Rolling friction

Reducing friction with balls or rollers.
The amount of friction set up by a wheel turning on its axis can be considerably reduced by the use of balls or rollers.
The friction involved in rolling is less than the friction involved in sliding. Hence it is much easier to roll a log along the ground than to drag it. This explains why the wheel forms such a useful part of practically all land vehicles. For the same reason ball bearings and roller-bearings serve to make movement easier and to reduce wear in machinery.


Friction and heat

The energy spent in overcoming the resistance of frictional forces is turned into heat. The primitive method of starting a fire by rubbing two sticks together provides a convincing example of this. The heat produced by the friction between a space capsule and the atmosphere as it returns to Earth has proved to be one of the astronaut's' major hazards.


Lubrication

To understand why one solid does not slide easily over another it is only necessary to look at the surface of a solid under a high powered microscope. Even an apparently smooth piece of metal is seen to have tiny irregular 'hills and valleys' all over its surface. When two such surfaces are rubbed together the 'peaks' of one dovetail with those of the other so it is not surprising that movement is hindered.

If the surfaces are lubricated by inserting a film of liquid between them, their irregularities are covered up by the film and they can slide fairly easily.

The most common lubricants are oils and grease, but graphite, a solid, is also important. Graphite is a form of carbon in which the atoms are arranged in layers. Neighbouring layers can slide over each other with very little friction.

When a sled is pushed over ice, the pressure under the runners melts the ice so that the sled actually lubricates itself with a thin film of water as it slides along.

The patterned tread on a tire is primarily intended to improve its grip on wet and greasy roads. A smooth tire cannot make contact with the wet surface because of the layer of water trapped beneath it acting as a lubricant. But a patterned tread had a number of small areas of rubber with spaces between them.
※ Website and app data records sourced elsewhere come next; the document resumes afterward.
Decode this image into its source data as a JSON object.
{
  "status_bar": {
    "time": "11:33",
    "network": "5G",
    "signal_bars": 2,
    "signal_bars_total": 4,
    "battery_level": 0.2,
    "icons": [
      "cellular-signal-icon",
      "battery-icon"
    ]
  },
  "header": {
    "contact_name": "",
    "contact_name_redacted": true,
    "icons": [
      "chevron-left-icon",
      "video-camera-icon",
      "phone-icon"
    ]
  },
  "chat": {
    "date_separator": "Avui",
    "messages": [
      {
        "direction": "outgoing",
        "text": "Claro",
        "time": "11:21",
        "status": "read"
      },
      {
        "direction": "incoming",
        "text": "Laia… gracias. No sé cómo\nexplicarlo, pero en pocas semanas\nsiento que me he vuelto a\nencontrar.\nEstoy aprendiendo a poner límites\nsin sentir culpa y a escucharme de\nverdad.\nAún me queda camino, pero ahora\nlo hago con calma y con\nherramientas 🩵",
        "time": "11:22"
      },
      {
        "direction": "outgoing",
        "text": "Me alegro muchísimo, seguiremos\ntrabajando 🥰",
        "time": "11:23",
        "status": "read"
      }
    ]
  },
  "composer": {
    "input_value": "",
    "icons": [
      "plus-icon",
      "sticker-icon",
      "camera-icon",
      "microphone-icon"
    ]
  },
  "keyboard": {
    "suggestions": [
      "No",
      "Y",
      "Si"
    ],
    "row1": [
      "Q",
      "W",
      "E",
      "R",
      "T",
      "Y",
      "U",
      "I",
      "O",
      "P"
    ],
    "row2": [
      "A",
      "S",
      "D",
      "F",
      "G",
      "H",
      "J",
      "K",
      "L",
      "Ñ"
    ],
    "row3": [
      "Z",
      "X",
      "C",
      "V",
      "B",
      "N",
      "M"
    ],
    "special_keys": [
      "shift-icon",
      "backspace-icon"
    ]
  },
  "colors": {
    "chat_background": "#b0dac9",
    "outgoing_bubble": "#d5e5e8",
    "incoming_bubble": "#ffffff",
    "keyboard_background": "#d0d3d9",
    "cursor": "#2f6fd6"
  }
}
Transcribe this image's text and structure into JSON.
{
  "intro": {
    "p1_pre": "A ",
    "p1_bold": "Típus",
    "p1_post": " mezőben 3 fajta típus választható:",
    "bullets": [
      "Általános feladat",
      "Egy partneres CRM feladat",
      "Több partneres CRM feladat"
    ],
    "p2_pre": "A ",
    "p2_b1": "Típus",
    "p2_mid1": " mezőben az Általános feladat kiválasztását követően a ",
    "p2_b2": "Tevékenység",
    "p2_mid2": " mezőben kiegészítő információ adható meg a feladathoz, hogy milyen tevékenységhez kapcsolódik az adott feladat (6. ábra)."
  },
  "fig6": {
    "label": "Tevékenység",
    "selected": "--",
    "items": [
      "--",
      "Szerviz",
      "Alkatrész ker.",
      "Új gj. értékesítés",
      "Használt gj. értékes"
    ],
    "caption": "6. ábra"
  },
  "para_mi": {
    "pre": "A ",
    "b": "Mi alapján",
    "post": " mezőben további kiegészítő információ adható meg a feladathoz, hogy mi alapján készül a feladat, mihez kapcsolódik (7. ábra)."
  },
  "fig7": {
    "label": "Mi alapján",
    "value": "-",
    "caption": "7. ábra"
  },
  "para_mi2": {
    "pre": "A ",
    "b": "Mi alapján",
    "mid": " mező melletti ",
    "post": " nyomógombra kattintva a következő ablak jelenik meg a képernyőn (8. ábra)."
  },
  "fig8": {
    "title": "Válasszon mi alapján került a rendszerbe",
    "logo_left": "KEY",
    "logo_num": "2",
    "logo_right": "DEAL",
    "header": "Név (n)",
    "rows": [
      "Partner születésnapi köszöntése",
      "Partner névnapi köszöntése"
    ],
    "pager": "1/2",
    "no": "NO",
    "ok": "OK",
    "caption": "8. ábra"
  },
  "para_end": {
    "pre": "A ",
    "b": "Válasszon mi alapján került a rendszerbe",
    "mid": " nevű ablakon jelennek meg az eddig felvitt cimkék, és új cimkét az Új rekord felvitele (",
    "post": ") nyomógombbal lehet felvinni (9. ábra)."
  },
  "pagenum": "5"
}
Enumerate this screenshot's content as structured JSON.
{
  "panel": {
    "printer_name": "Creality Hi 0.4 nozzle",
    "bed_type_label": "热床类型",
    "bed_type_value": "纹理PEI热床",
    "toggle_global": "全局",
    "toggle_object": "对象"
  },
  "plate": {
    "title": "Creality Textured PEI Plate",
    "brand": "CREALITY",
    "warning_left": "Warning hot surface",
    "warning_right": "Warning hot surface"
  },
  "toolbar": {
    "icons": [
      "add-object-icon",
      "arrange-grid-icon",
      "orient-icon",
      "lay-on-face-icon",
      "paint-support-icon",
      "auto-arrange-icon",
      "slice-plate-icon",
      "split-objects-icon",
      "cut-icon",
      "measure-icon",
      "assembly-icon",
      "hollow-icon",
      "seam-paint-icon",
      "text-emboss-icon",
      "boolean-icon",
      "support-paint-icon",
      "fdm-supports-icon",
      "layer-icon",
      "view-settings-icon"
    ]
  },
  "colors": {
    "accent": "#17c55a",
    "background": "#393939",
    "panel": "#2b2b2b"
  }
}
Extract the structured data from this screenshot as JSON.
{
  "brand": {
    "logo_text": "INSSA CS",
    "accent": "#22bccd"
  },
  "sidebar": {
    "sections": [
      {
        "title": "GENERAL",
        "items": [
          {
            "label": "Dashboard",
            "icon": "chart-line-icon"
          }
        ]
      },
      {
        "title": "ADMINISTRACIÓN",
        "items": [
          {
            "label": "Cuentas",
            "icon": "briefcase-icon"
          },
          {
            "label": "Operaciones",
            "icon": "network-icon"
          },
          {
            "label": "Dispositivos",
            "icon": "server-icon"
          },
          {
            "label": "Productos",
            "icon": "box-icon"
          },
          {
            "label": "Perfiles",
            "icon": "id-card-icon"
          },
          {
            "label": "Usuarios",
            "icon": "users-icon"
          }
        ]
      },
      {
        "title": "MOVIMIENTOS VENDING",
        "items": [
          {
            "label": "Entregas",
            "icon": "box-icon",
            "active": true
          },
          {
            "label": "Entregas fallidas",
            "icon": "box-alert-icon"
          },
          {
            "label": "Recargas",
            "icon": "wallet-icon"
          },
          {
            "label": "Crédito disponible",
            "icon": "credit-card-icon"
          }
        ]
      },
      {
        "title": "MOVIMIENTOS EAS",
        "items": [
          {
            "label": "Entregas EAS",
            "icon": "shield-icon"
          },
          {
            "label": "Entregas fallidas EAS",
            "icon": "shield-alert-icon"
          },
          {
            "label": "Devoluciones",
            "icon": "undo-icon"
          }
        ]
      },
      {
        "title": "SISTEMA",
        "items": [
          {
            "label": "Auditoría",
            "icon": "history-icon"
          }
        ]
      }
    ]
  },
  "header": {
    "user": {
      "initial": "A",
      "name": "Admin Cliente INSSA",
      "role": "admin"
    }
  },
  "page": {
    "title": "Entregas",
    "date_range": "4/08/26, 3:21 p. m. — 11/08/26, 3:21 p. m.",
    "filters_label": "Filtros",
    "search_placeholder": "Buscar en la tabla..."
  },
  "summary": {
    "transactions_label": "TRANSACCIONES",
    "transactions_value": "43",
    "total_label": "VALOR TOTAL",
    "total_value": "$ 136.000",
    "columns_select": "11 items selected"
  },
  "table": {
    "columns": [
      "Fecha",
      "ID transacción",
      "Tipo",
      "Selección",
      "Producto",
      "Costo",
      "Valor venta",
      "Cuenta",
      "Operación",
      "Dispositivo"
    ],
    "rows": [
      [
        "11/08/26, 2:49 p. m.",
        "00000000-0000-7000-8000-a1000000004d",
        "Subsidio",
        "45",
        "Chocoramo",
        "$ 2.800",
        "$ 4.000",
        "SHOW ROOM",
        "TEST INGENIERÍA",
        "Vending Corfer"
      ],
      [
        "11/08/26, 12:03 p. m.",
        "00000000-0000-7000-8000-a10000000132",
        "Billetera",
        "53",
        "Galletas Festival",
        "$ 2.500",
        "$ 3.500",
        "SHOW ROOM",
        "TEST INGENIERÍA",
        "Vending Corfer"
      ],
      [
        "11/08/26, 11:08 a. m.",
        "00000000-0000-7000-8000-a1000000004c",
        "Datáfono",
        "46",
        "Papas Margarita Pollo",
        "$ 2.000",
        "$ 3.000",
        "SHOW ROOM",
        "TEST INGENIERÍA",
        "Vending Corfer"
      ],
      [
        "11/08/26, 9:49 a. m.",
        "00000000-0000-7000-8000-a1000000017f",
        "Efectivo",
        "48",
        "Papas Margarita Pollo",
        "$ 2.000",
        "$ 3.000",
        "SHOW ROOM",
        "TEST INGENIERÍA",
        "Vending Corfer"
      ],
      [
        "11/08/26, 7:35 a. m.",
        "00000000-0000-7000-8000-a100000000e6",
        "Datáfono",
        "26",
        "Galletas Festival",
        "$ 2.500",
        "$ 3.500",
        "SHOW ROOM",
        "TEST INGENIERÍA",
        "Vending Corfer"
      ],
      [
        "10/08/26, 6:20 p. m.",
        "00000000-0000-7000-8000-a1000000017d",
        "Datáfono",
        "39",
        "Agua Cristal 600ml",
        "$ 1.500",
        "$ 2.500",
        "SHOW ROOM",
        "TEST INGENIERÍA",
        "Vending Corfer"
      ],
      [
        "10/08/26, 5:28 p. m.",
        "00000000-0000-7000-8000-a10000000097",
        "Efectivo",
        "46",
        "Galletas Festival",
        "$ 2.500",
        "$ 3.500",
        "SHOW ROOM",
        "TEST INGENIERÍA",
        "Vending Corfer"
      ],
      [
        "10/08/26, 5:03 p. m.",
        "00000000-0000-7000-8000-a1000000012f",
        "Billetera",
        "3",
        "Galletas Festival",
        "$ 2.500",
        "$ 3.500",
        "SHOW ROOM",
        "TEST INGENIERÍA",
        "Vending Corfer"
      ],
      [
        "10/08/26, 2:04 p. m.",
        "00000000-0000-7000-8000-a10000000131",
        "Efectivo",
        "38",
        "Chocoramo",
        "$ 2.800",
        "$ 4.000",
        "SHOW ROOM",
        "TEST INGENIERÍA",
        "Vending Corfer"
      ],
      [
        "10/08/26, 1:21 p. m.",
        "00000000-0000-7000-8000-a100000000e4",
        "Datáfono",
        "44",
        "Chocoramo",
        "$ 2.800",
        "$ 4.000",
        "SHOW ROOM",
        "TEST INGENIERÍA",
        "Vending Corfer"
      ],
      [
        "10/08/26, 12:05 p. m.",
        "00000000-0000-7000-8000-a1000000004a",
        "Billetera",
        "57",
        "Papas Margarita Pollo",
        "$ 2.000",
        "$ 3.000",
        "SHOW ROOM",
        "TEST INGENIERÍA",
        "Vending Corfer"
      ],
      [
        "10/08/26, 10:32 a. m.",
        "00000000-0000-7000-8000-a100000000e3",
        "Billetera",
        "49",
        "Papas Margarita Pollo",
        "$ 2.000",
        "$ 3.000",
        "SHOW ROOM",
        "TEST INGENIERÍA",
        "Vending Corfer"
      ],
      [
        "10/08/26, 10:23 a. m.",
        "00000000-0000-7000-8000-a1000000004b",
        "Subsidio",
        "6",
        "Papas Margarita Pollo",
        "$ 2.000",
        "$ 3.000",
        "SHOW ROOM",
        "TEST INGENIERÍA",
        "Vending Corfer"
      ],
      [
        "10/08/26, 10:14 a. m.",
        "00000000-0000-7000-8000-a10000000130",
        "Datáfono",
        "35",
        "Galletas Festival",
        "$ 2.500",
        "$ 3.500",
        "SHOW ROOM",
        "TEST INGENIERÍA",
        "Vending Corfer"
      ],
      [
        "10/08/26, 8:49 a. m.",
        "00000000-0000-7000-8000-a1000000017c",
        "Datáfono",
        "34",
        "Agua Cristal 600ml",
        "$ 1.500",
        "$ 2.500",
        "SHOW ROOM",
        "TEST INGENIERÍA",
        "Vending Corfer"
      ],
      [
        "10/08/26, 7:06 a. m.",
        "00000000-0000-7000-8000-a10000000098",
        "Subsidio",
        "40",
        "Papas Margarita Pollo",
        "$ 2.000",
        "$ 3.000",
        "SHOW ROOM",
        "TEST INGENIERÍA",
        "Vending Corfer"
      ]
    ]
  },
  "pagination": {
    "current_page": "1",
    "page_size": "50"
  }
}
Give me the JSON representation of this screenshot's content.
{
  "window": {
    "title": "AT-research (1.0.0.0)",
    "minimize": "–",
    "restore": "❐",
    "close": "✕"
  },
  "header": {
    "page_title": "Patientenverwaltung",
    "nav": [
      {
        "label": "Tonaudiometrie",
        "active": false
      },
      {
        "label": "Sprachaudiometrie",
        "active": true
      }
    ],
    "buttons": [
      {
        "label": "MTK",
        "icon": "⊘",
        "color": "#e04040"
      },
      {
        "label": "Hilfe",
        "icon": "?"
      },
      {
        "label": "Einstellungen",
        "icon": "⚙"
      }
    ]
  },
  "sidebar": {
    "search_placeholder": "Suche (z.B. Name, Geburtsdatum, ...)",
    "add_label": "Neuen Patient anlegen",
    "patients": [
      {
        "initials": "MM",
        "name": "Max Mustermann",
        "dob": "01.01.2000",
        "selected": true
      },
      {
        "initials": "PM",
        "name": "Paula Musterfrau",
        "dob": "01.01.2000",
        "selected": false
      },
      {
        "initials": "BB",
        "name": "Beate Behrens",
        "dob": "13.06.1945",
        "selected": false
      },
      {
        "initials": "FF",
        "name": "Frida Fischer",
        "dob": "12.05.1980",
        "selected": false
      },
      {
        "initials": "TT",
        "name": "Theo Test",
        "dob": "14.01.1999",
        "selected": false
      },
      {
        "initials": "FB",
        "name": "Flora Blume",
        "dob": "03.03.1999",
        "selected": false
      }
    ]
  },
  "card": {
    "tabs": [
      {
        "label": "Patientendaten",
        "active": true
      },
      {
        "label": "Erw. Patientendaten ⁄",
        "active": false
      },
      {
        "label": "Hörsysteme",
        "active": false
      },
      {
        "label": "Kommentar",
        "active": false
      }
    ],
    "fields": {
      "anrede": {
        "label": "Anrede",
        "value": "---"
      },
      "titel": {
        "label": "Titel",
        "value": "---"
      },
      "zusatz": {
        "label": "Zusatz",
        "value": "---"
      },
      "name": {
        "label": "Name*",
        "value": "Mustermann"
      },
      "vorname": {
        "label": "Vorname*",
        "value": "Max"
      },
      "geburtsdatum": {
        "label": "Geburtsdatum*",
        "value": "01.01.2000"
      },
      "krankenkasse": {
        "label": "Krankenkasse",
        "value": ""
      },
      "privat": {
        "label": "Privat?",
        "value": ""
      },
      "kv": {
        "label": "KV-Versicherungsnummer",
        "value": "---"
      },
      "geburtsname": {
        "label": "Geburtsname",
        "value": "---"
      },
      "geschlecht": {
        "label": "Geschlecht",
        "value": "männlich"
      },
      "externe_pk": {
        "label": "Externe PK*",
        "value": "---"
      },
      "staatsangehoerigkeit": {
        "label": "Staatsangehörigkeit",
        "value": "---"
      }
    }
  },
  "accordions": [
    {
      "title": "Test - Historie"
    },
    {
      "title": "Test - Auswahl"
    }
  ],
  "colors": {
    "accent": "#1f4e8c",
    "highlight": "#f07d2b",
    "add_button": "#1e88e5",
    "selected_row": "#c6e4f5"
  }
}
Each diamond of the tread makes contact with the road surface by squeezing the water into these spaces.


Viscosity

The frictional force opposing movement between the molecules of liquids or gases is known as viscosity.


Related category

   • CLASSICAL MECHANICS